"So that's cotton?" Lou asked, looking down the long rows of green plants. Uncle Hayden and Cousin Colar had driven us out to the fields the very afternoon of our arrival. "Where's the cotton?"
Cousin Colar laughingly explained that it came later, in the fall, the actual cotton that is, and maybe we could come back then, but to get out now and examine it and play around a while if we wanted to. He and Uncle Hayden went off to examine the work of the field laborers.
Didn't like it much
In no time at all we had seen cotton growing and didn't know what to do with ourselves. The folks working in the field yelled to us, did we want a hoe?
We shrank back and sat down in the shade of a tree. Hoes we'd had too much of.
"Do you like it?" Lou asked, letting her eyes sweep the surrounding countryside.
"Not much," I replied, honestly. The tree we were sitting under was the only one for miles and the fields were so big. It made me tired just looking at them and thinking how long it would take me to get to the end of it and back.
Far down the lane we saw a little girl coming with a bucket of water and felt a strange fellowship for her, for many such buckets of water had we carried.
"She won't have any left time she gets here," Lou said, and I saw, too, that it was slopping out with her peculiar run-a-step-jump-a-step-hop-a-step gait.
"Hurry on here with that water, Lynchie Sal," someone yelled from the field.
For answer Lynchie Sal turned the bucket up and let it all spill out at her feet. She stuck her tongue out at the man and wiggled her hands at her ears.

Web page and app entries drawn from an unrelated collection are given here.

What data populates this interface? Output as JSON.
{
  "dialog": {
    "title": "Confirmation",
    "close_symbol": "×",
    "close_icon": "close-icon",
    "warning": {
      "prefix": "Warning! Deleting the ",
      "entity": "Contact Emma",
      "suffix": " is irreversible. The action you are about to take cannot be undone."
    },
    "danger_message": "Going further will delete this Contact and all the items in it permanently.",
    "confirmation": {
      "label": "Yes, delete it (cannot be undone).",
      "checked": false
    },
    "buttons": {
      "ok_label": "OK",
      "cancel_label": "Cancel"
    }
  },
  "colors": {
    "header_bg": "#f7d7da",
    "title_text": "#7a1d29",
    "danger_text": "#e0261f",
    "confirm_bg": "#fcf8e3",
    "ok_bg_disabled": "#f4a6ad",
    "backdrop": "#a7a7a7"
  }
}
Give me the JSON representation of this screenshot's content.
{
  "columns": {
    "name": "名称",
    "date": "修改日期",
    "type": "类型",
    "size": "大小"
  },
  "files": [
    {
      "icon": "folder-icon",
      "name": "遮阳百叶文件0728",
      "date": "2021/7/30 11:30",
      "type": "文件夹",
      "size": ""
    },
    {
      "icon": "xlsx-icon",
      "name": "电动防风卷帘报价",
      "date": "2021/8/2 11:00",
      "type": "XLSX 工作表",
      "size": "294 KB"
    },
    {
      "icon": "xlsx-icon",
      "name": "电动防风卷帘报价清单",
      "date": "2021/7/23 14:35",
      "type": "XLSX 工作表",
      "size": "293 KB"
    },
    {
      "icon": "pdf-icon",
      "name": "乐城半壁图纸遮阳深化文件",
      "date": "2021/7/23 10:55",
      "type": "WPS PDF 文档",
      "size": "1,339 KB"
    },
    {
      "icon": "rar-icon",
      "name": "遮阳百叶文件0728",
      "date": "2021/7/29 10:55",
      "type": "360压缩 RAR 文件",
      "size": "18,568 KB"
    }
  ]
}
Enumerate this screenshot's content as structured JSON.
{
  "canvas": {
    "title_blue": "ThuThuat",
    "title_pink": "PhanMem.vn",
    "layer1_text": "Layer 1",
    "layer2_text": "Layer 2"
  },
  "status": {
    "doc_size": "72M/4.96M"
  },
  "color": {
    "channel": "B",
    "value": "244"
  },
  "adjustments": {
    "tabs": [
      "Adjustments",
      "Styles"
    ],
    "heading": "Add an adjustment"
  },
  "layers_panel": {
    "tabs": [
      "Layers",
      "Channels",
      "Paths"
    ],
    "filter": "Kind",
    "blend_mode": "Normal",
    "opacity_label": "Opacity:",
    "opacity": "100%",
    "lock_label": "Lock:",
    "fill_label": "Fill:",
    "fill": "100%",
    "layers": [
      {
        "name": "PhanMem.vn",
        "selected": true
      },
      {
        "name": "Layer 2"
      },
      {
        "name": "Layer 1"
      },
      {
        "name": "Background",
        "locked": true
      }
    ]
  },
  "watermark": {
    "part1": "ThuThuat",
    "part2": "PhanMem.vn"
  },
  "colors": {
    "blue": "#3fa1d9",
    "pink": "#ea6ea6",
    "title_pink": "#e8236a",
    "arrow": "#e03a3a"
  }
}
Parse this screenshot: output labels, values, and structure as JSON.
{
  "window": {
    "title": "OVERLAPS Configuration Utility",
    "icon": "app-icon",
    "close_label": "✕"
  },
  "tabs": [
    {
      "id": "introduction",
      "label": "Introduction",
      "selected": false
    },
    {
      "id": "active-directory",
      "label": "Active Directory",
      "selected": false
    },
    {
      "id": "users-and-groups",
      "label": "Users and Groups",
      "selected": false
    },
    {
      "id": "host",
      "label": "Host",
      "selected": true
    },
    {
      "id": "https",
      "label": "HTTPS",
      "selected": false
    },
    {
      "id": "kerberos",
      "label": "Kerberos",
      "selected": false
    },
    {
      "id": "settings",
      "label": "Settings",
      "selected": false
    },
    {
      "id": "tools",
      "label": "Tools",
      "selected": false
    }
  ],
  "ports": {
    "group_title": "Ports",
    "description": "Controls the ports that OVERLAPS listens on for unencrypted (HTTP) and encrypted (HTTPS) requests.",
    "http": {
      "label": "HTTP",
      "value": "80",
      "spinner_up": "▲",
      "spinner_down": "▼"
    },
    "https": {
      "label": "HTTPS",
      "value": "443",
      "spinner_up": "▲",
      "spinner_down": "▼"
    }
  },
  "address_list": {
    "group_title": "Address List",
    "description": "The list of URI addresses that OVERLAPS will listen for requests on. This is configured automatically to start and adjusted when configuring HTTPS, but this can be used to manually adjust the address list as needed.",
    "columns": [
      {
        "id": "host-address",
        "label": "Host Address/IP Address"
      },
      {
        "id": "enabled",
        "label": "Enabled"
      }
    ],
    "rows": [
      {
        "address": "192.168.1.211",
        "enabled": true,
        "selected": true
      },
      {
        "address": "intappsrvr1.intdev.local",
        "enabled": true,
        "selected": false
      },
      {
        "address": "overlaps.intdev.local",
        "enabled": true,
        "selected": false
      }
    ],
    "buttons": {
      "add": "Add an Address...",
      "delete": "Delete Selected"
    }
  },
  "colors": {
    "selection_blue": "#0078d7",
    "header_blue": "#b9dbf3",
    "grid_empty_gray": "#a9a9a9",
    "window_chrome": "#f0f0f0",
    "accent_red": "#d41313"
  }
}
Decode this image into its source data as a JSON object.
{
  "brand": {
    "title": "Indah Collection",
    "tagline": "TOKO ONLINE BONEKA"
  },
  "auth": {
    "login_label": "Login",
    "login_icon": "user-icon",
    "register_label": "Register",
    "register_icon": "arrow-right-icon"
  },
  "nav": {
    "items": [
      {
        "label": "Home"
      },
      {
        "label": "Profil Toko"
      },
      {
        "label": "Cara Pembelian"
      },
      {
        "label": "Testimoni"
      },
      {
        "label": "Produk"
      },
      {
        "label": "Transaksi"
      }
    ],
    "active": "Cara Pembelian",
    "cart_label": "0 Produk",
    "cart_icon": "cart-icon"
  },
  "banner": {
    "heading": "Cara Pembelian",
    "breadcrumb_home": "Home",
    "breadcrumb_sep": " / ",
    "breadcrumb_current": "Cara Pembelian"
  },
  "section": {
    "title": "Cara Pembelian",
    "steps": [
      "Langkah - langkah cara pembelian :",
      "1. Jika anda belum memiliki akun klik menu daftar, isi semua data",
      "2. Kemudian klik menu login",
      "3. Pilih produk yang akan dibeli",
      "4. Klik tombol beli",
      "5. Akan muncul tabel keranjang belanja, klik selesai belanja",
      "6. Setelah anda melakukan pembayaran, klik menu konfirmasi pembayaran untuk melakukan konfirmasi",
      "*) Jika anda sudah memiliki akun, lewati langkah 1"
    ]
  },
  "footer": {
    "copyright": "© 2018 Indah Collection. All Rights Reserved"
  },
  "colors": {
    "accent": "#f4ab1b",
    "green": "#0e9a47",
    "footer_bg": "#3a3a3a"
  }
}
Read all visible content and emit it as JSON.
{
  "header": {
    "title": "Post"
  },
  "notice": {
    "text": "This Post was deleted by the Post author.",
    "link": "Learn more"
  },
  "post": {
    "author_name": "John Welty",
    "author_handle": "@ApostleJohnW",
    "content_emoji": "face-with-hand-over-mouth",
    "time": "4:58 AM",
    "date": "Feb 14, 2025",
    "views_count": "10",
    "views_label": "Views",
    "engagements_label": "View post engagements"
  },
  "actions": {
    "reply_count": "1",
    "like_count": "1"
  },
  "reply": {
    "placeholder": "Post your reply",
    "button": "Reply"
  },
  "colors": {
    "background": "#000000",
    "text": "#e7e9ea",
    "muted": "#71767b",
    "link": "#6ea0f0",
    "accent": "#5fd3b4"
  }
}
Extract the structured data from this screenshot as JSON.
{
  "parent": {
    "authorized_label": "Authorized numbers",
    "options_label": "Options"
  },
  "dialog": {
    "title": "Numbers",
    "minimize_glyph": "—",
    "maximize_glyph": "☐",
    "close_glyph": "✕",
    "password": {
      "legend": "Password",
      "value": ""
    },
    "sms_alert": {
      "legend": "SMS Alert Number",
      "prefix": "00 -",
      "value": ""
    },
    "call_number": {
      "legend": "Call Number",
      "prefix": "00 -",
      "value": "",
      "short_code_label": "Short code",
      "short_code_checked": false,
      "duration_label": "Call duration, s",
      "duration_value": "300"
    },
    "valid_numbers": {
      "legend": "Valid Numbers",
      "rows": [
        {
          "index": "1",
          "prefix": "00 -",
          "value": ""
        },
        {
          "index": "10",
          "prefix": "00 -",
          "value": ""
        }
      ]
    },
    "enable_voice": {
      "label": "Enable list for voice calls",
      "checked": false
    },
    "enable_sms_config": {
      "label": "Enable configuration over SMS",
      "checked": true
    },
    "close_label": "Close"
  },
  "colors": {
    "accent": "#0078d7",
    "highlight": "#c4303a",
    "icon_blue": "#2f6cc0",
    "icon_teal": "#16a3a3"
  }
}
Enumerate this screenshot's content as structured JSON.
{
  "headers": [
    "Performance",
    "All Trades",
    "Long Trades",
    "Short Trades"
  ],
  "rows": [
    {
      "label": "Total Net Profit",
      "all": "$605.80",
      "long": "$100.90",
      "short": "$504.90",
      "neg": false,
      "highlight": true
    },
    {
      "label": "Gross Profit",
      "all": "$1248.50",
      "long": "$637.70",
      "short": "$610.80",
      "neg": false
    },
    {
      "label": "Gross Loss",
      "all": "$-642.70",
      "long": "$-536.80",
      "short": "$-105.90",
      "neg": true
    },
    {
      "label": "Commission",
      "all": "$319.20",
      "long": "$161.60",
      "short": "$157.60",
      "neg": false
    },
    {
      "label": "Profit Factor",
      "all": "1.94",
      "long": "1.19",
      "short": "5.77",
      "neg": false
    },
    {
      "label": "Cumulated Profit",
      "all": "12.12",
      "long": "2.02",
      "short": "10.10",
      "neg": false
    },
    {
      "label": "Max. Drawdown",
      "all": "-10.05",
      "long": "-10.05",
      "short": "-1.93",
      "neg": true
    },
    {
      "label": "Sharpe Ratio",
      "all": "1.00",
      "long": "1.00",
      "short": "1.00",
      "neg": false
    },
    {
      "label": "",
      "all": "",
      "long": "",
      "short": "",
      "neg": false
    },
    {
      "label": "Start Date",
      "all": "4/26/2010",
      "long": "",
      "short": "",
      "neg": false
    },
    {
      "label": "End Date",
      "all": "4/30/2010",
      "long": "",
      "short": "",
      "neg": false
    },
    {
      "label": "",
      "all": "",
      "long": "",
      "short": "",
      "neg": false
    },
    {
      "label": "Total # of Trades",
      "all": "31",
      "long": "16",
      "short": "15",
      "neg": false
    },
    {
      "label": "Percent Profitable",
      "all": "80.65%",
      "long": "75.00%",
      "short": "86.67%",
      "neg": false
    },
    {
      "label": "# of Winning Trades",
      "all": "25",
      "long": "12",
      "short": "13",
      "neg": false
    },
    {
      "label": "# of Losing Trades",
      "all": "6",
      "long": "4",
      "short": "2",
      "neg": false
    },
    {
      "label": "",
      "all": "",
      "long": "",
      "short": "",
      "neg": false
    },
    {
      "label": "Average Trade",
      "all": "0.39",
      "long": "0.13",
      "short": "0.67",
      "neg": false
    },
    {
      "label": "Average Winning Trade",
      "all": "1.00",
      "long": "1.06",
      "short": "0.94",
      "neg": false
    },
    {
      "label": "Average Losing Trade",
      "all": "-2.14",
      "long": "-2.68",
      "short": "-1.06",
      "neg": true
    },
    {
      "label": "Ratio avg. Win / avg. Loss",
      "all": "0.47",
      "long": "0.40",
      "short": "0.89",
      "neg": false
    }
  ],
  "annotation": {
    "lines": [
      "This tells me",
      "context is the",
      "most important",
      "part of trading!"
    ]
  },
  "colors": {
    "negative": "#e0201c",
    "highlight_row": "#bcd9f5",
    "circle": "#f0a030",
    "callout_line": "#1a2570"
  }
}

"Why, you little devil. I'll beat the livin' daylights out of you for that!" The man picked up a stick and started toward Lynchie Sal. She beat it down the road, leaving a cloud of dust behind her. A few minutes later we saw her coming back with another bucket full. The workers were at the other end of the field now, so she set it down at the end of the row and came hop-skip-jumping back out to the road. When she saw Lou and me, she stopped, surprised, and stared long and hard.
"Hi," she tried, experimentally.
"Hi, Lynchie Sal," Lou replied.
"My name ain't Lynchie Sal," she said. She stomped her bare foot, raising a cloud of dust, doubled up her small bony fists and advanced toward us.
"That's what they called you."
"They calls me lots of things. But my real name is Ka'line. That's what you can call me. Ka'line." She paused a minute to give us a chance to call her "Ka'line."
"We won't be here long," Lou explained.
"Oh, that's too bad. I was just a-fixin' to ast you all to come up to my house for suppah. We're gonna have fried chicken, biscuits and gravy, sweet 'tatahs, mashed 'tatahs, peas, baked beans, tu'nips, slaw, lettuce, ice cream, strawberries and chocolate cake." She paused for breath. "And soda water and candy and pork chops."
"All that?" Lou asked.
"Oh sure. We always eats well."
Next: Ka'line talks about travels with flying geese.